The Saturn Portfolio Group is planning legal action to enforce “contractual property rights” in the wake of its purchase of the troubled van Eyk Advice NZ group late last year.
Craig Stobo, Saturn chair, confirmed the group would pursue at least one of the former van Eyk advisers – understood to be a current Forsyth Barr adviser – through the courts in relation to the December 2014 takeover deal.
“Saturn Portfolio has continued its successful transition of the former van eyk NZ businesses it purchased in December 2014,” Stobo said.
“In the course of that transition it became apparent that the transaction required the clear enforcement of contractual property rights in relation to the ownership of client revenue. We have elected to pursue enforcement.”
He said Saturn had already settled privately with another former van Eyk adviser “to the satisfaction of both parties”.
According to Stobo, the current Saturn case highlighted a widespread industry issue that needed to be addressed.
“As a director of an impartial national AFA business whose revenues are solely those of fee for client services it is my considered view that the industry needs to shed the patched cottage practices born of the last century and move to the professional self regulated business disciplines of the future,” he said. “If we don’t embrace professional standards amongst ourselves voluntarily we don’t deserve a sustainable reputation from clients for excellence and we deserve regulation imposed from on high.”
Saturn inherited about nine advisers following its purchase of the troubled van Eyk Advice NZ group flagged last October with one immediately decamping to Forsyth Barr.
According to the Saturn website, only four ex-van Eyk (formerly Perpetual) advisers remain with the independent financial planning firm.
Wrangles over adviser exits are not uncommon in the industry with a high-profile case involving the AMP-owned Spicers and Forsyth Barr making headlines last year.
In a mixed result, the former Spicers adviser now with the Napier office of Forsyth Barr, Les Cunningham, agreed to comply with limited restraint orders but the court overturned AMP’s ‘perpetual no soliciting clause’.
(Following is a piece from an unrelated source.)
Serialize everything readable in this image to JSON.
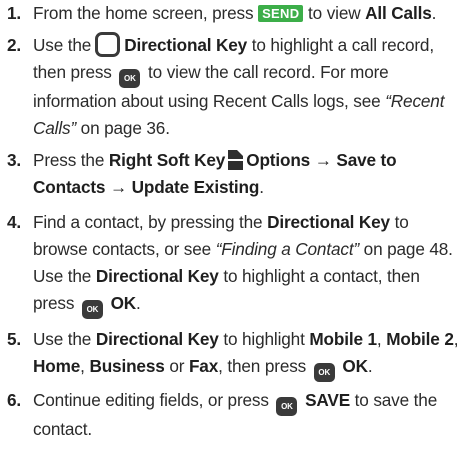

Justice J Dobson ruled in the High Court at Napier that: “I consider that Spicers’ attempt to enforce broadly prohibitions in perpetuity is likely to make it more difficult for it to obtain relief to recast the restraint within what are now claimed to be reasonable bounds. The Court should not be seen to be condoning any practice of contracting parties stipulating for draconian restraints on the basis that the court will come to their rescue on a fallback position to modify the contract after the event.”